- Schmerz 2014 Dec 13.
The efficacy and safety of long-term (≥ 6 months) opioid therapy (LtOT) in chronic noncancer pain (CNCP) is under debate. A systematic review with meta-analysis of the efficacy and harms of opioids in open-label extension studies of randomized controlled trials (RCTs) has not been conducted until now.We screened MEDLINE and clinicaltrials.gov (through to December 2013), as well as reference sections of systematic reviews of long-term RCTs of opioids in CNCP. We included open-label extension trials with a study duration ≥ 26 weeks of RCTs of ≥ 2 weeks duration.
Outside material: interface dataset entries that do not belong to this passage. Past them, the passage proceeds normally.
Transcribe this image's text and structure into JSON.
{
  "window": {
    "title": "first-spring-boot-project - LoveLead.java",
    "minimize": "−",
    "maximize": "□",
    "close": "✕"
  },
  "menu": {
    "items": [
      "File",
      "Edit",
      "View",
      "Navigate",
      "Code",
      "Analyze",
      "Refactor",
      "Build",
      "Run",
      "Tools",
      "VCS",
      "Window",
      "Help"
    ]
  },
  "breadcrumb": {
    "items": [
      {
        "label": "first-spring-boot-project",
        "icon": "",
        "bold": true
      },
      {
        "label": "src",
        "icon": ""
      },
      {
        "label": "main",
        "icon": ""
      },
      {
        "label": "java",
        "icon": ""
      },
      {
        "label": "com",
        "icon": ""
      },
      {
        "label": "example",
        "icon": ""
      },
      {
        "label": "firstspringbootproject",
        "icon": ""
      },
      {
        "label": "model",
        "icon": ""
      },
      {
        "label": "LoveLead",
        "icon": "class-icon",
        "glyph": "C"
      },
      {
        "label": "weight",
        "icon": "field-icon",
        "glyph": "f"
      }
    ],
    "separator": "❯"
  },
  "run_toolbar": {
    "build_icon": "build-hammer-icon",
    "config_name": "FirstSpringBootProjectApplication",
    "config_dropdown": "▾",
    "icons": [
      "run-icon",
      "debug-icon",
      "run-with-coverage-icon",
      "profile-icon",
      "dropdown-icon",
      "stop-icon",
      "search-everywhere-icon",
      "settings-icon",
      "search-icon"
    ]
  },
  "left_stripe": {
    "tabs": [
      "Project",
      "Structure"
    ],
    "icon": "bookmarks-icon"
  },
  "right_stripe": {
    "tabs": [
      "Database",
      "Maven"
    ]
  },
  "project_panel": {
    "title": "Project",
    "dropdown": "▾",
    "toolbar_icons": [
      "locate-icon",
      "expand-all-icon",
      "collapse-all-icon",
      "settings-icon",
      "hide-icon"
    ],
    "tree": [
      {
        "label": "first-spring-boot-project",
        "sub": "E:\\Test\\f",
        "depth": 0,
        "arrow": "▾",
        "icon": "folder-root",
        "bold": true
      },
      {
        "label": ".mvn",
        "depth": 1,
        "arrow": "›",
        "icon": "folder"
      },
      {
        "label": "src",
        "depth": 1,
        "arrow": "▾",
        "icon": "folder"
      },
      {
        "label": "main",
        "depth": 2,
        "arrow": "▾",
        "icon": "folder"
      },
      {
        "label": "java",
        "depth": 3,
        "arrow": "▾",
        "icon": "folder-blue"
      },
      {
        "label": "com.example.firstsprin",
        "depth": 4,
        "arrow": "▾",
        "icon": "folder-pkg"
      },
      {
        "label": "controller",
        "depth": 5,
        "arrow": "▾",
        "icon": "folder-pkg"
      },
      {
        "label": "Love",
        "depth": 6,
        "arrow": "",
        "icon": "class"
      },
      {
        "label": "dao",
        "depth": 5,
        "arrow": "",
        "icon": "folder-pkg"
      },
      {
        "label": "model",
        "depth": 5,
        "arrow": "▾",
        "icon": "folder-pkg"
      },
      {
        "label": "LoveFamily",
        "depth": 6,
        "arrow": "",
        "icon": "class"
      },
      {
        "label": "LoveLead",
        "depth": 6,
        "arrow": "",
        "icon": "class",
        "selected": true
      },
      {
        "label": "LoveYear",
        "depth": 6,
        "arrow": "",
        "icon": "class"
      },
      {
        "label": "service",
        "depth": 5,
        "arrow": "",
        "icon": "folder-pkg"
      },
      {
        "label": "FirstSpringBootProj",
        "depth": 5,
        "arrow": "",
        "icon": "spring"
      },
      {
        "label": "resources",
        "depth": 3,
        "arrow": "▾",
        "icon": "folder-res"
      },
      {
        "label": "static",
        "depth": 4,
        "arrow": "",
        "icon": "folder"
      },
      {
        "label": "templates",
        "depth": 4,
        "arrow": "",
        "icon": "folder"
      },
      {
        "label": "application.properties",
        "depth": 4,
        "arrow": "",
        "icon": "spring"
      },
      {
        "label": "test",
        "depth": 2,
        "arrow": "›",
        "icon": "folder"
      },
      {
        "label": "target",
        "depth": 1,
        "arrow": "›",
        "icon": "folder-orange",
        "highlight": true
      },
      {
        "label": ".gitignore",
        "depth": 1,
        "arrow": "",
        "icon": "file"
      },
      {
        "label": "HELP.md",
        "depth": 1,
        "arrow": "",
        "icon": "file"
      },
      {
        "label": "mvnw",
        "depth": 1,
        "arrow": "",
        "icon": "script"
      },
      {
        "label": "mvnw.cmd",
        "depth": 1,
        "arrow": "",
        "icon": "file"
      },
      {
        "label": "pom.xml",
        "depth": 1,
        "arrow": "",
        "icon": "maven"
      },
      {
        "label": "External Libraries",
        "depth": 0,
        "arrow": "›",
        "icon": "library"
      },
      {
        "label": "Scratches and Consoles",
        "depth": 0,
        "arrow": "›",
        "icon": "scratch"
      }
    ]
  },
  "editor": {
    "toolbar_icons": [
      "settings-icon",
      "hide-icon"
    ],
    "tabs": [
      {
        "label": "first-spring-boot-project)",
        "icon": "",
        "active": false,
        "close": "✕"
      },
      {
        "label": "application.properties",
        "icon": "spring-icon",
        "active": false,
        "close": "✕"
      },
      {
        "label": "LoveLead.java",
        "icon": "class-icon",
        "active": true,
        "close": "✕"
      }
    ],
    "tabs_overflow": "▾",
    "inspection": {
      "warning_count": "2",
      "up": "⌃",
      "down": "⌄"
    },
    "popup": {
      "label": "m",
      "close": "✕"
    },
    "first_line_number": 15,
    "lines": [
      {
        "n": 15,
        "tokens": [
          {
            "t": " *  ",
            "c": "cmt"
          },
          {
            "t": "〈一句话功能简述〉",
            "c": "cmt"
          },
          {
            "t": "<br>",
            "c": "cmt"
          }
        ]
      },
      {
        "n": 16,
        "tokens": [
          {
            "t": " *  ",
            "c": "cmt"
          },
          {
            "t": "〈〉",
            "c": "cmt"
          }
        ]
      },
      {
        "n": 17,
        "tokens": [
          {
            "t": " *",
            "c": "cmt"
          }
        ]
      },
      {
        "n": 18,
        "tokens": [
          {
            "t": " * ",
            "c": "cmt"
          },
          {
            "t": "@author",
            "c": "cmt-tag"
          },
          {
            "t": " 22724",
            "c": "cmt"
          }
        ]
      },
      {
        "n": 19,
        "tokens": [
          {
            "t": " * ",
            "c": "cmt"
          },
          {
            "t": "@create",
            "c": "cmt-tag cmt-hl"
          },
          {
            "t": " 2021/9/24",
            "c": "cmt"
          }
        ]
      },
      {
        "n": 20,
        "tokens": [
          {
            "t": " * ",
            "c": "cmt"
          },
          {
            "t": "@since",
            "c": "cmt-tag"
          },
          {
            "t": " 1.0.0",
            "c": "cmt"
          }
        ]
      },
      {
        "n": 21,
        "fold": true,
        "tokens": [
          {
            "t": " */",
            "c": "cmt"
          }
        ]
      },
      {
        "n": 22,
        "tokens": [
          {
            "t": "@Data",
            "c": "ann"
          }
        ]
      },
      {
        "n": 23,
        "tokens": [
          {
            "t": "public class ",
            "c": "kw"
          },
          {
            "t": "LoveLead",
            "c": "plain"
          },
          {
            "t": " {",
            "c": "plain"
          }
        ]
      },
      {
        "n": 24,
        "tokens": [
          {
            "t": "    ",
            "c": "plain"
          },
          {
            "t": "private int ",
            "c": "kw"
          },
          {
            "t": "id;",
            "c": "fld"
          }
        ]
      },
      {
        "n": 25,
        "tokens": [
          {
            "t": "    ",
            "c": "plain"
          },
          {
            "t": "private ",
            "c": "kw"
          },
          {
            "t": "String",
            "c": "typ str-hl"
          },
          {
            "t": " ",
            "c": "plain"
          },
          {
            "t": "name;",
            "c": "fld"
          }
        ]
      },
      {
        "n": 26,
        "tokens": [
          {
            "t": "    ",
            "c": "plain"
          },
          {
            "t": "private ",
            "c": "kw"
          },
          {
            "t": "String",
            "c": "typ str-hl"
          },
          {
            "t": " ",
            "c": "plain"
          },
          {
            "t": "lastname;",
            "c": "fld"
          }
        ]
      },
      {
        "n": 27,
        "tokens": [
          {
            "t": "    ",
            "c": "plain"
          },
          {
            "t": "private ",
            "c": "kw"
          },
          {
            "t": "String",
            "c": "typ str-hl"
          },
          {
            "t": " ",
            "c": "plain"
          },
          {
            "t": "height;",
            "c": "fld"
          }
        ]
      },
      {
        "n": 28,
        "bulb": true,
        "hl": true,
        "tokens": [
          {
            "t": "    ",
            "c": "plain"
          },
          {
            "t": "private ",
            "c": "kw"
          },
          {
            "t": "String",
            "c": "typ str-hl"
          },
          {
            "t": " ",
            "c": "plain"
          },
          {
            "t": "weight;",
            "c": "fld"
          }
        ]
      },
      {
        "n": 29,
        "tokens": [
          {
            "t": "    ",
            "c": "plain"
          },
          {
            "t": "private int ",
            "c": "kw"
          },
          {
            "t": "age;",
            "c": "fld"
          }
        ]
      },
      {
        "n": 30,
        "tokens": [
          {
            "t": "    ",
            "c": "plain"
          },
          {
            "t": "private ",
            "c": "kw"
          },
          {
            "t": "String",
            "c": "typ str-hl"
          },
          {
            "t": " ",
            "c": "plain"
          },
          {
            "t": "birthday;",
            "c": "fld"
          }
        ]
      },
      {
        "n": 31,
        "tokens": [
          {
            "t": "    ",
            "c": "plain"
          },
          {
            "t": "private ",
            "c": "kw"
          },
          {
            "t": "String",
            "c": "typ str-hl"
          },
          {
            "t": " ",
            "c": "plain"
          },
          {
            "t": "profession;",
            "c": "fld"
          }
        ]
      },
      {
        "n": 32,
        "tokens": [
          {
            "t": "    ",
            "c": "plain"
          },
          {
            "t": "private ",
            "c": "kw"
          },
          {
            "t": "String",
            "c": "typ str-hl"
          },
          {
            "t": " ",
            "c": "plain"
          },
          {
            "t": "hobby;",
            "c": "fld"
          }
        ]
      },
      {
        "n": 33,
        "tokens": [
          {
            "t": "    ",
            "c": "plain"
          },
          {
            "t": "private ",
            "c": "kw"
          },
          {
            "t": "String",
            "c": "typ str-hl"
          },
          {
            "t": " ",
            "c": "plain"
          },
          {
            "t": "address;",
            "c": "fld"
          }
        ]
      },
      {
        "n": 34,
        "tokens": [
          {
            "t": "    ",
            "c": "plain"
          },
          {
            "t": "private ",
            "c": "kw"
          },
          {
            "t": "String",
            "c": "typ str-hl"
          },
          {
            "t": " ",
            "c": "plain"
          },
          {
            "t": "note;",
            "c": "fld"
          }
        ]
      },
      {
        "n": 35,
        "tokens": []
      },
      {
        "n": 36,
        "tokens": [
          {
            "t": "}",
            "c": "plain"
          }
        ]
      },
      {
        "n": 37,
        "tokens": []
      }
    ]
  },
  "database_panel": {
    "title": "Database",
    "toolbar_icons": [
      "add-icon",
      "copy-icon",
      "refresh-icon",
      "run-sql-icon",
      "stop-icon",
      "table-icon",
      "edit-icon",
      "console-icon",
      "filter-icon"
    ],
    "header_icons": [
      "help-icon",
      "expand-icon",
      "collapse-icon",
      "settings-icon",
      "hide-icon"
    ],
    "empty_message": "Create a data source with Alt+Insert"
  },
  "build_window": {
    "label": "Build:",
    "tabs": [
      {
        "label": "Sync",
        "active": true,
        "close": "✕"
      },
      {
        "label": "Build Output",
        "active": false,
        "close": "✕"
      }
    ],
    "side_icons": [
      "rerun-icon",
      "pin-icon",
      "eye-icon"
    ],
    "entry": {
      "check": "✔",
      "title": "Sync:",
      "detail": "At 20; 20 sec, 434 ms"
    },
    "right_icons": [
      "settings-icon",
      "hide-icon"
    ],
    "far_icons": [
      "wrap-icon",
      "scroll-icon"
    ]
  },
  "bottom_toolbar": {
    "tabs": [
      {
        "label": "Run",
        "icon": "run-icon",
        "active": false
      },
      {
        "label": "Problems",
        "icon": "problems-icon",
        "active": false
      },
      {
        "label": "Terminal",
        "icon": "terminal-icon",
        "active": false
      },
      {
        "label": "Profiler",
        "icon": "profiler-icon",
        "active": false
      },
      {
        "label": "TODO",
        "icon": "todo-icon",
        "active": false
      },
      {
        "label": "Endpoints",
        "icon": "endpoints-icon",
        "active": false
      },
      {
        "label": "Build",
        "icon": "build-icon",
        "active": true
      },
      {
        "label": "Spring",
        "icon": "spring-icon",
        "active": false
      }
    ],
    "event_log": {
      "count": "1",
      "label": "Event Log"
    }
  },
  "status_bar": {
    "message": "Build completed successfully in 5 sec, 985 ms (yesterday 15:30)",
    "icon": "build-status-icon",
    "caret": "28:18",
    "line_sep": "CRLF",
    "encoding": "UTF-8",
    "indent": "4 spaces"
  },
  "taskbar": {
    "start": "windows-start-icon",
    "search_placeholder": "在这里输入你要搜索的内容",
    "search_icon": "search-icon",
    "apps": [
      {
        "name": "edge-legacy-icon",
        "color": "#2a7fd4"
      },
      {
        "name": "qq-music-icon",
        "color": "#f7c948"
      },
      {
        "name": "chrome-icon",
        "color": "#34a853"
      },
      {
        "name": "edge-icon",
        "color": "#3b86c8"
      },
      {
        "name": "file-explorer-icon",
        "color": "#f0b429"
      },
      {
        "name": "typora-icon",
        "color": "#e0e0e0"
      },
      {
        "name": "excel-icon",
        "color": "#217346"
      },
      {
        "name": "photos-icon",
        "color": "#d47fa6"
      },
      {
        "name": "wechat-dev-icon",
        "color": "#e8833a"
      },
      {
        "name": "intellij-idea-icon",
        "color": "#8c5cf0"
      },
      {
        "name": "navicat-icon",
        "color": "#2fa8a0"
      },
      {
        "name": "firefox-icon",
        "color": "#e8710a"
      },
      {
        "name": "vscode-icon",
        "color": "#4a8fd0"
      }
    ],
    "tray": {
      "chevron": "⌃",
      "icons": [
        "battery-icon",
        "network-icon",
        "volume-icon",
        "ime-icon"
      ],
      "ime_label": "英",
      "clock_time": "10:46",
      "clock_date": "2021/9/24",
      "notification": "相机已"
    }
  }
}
Using a random effects model, pooled estimates of event rates for categorical data and standardized mean differences (SMD) for continuous variables were calculated.We included 11 open-label extension studies with 2445 participants with nociceptive (low back, osteoarthritis) and neuropathic (radicular, polyneuropathy) pain. Median study duration was 26 (range 26-108) weeks. Four studies tested oxycodone, two studies tramadol and buprenorphine; hydromorphone, morphine, oxymorphone and tapentadol were each tested in one study. Of the patients randomized at baseline, 28.5 % (95 % confidence interval, CI, 17.9-39.2 %) finished the open-label period; 53.5 % (95 % CI 38.1-68.2 %) of patients entering the open-label period finished the open-label period. In sum, the total loss was 71.5 % (95 % CI 60.9-83.1 %) of all patients primarily included into the RCT. A total of 4.9 % (95 % CI 2.9-8.2 %) of patients dropped out due lack of efficacy; 16.8 % (95 % CI 11.0-24.8 %) dropped out to due adverse events (AE) in the open-label period and 0.08 % (95 % CI 0.001-0.05 %) of patients died during the open-label period. Only one study systematically assessed aberrant drug behavior of the patients: 5.7 % (95 % CI 3.4-9.6 %) showed aberrant drug behavior in the opinion of the investigators and 2.6 % (95 % CI 1.2-5.8 %) were judged to show aberrant drug behavior by independent expert assessment. There was no significant change (p = 0.50) in pain intensity between the end of the randomized period and the end of open-label phase (SMD 0.19 [- 0.03, 0.41]; six studies with 1360 participants).Only a minority of patients selected for opioid therapy at randomization finished the long-term open-label study. However, sustained effects of pain reduction could be demonstrated in these patients. LtOT can be considered in carefully selected and monitored CNCP patients who experience clinically meaningful pain reduction with at least tolerable AE in short-term opioid therapy. The English full-text version of this article is freely available at SpringerLink (under "Supplementary Material").